The photography of Villa Tugendhat by the Brno photographer Miloš Budík, who took approximately 60 shots of the exterior and interior of the building in February 1956, rank among the most significant resources obtained by SDC-VT in the year 2008. These photographs represent not only a valuable historical document, but also a distinct artistic picture of one of the most famous buildings of world architecture, made use of at the time as a rehabilitation centre for children and young people.
Miloš Budík (born 24 August 1935, Brno) is one of the leading figures of modern Czechoslovak photography and one of the legends of Brno’s artistic life. During his studies at the Chemical Technical College he was already pursuing photography as an amateur. When he was only sixteen years of age Karel Otto Hrubý, a major representative of Czechoslovak photography, recognised his conspicuous talent and the seeds of a singular expression. Following a successful beginning to his studies at the Film Academy of Performing Arts in Prague, he was forced to leave after completing just two semesters and return to Brno because of family reasons.
In 1956 he took part in a competition for the post of photographer at the State Archives in Brno (today the Moravia Regional Archives). Although he had undergone no professional training, he came first, and until 1964 he produced thousands of photocopies of archive documents. This everyday work produced in him an appreciation of detail, precision, and technical perfection. After leaving the archives he accepted an offer for the post of technical and picture editor for the magazine Věda a život [Science and life]. He effectively combined the editorial work with photography and in this post his invention and artistic creativity, in conjunction with the technical skill acquired over over the preceding years, was then fully manifested. He was one of the first to make use of colour, and then especially the inversion process, that is, not only in original work, but also in applied photography.
Inspiration for his own work was provided by both daily life and exceptional events, as well as friendly contacts with the art scene. He often photographed artists and actors, as well as jazz musicians.
A common feature of the majority of Budík’s pictures is his masterly control of space, a striking atmosphere, and an almost fleeting enchantment. As early as the 1950s his native Brno became his unrivalled model, which he photographed in all its changing diversity. He recorded the city during all the four seasons, by day and by night, with its historic architecture as well as new buildings, and above all with its everyday life.

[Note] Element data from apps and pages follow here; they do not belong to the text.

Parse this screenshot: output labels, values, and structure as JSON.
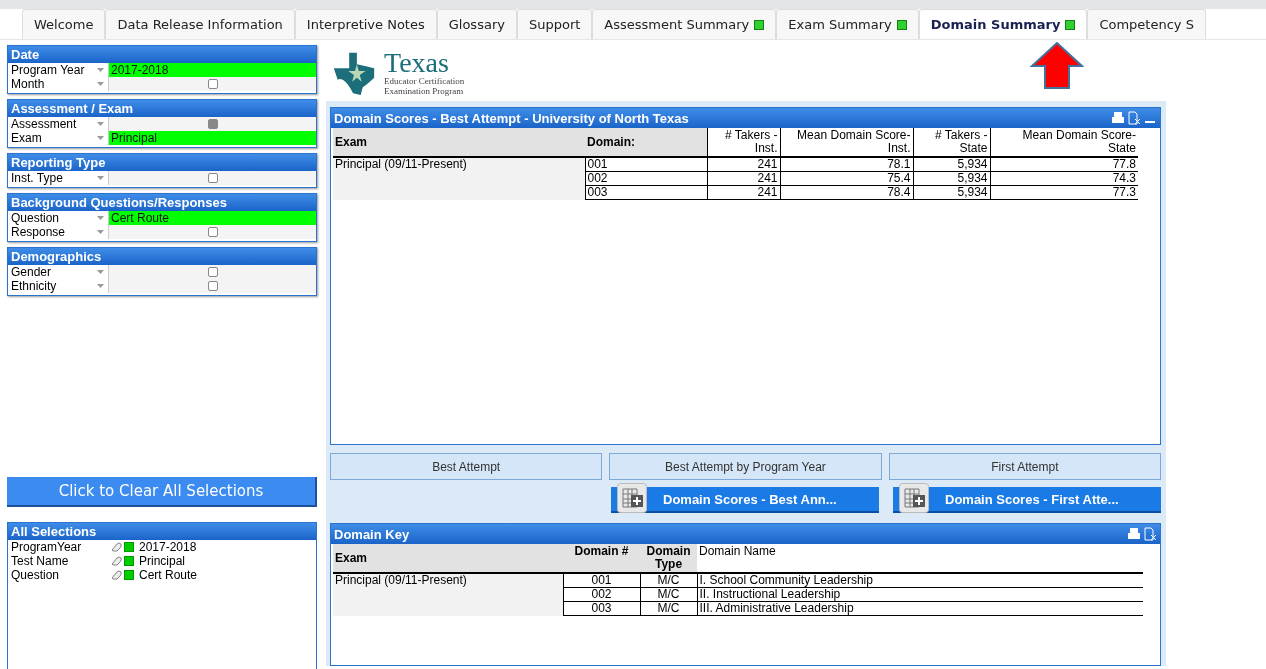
{
  "tabs": [
    {
      "label": "Welcome",
      "selected": false,
      "indicator": false
    },
    {
      "label": "Data Release Information",
      "selected": false,
      "indicator": false
    },
    {
      "label": "Interpretive Notes",
      "selected": false,
      "indicator": false
    },
    {
      "label": "Glossary",
      "selected": false,
      "indicator": false
    },
    {
      "label": "Support",
      "selected": false,
      "indicator": false
    },
    {
      "label": "Assessment Summary",
      "selected": false,
      "indicator": true
    },
    {
      "label": "Exam Summary",
      "selected": false,
      "indicator": true
    },
    {
      "label": "Domain Summary",
      "selected": true,
      "indicator": true
    },
    {
      "label": "Competency S",
      "selected": false,
      "indicator": false
    }
  ],
  "filter_panels": [
    {
      "title": "Date",
      "rows": [
        {
          "label": "Program Year",
          "value": "2017-2018"
        },
        {
          "label": "Month",
          "filled": false
        }
      ]
    },
    {
      "title": "Assessment / Exam",
      "rows": [
        {
          "label": "Assessment",
          "filled": true
        },
        {
          "label": "Exam",
          "value": "Principal"
        }
      ]
    },
    {
      "title": "Reporting Type",
      "rows": [
        {
          "label": "Inst. Type",
          "filled": false
        }
      ]
    },
    {
      "title": "Background Questions/Responses",
      "rows": [
        {
          "label": "Question",
          "value": "Cert Route"
        },
        {
          "label": "Response",
          "filled": false
        }
      ]
    },
    {
      "title": "Demographics",
      "rows": [
        {
          "label": "Gender",
          "filled": false
        },
        {
          "label": "Ethnicity",
          "filled": false
        }
      ]
    }
  ],
  "clear_button": "Click to Clear All Selections",
  "all_selections": {
    "title": "All Selections",
    "rows": [
      {
        "field": "ProgramYear",
        "value": "2017-2018"
      },
      {
        "field": "Test Name",
        "value": "Principal"
      },
      {
        "field": "Question",
        "value": "Cert Route"
      }
    ]
  },
  "logo": {
    "title": "Texas",
    "line_1": "Educator Certification",
    "line_2": "Examination Program"
  },
  "domain_scores": {
    "title": "Domain Scores - Best Attempt - University of North Texas",
    "columns": [
      "Exam",
      "Domain:",
      "# Takers -\nInst.",
      "Mean Domain Score-\nInst.",
      "# Takers -\nState",
      "Mean Domain Score-\nState"
    ],
    "exam": "Principal (09/11-Present)",
    "rows": [
      {
        "domain": "001",
        "takers_inst": "241",
        "mean_inst": "78.1",
        "takers_state": "5,934",
        "mean_state": "77.8"
      },
      {
        "domain": "002",
        "takers_inst": "241",
        "mean_inst": "75.4",
        "takers_state": "5,934",
        "mean_state": "74.3"
      },
      {
        "domain": "003",
        "takers_inst": "241",
        "mean_inst": "78.4",
        "takers_state": "5,934",
        "mean_state": "77.3"
      }
    ]
  },
  "view_buttons": [
    "Best Attempt",
    "Best Attempt by Program Year",
    "First Attempt"
  ],
  "export_buttons": [
    "Domain Scores - Best Ann...",
    "Domain Scores - First Atte..."
  ],
  "domain_key": {
    "title": "Domain Key",
    "columns": [
      "Exam",
      "Domain #",
      "Domain\nType",
      "Domain Name"
    ],
    "exam": "Principal (09/11-Present)",
    "rows": [
      {
        "number": "001",
        "type": "M/C",
        "name": "I. School Community Leadership"
      },
      {
        "number": "002",
        "type": "M/C",
        "name": "II. Instructional Leadership"
      },
      {
        "number": "003",
        "type": "M/C",
        "name": "III. Administrative Leadership"
      }
    ]
  }
}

In the 1950s and 1960s Miloš Budík’s work for the then Brno Trade Fairs and Exhibitions organisation was a conspicuous creative period. He produced a large number of negatives and photographs there which were of major significance for the conception and installation of exhibitions at home and abroad. His photographs taken in 1958 during construction of the famous ‘Zed’ were outstanding. Pavilion Z, by virtue of its enormous steel dome, became a symbol of the second celebrated stage of Brno’s exhibition grounds development, which today is one of the fundamental architectural initiatives: the so-called Czechoslovak Brussels style.
In 1965 Miloš Budík became a member of the VOX photographic group, which brought the major Brno photographers into association. In 1969, together with another outstanding representative of Czechoslovak photography, Vilém Heckel, he received the AFIAP award of the International Federation of Photographic Art. He spent the years of [Communist] ‘normalisation’ as an employee of the photographic section of the Association of Invalids where he was engaged in technical and industrial photography. During his employment there he trained officially as a photographer, passing the final examinations in 1974. In the 1980s he became a member of the Association of Czechoslovak Photographers. After the velvet revolution in 1989 he was head of a technical photographic studio for the company Profoto, which detached from the former association. In the period from 1993 to 1996 he ran a photographic studio jointly with Jindřich Odehnal. Since the 1990s he has been a member of the Konfese voluntary association.
Miloš Budík’s photographic output, presented at many exhibitions and competitions, has gained many awards and recognition not only at home but also abroad. Since 1997 he has been working independently, that is, to this day, with admirable and unflagging activity. In 2007 he was awarded the City of Brno Award for his life’s work and employment.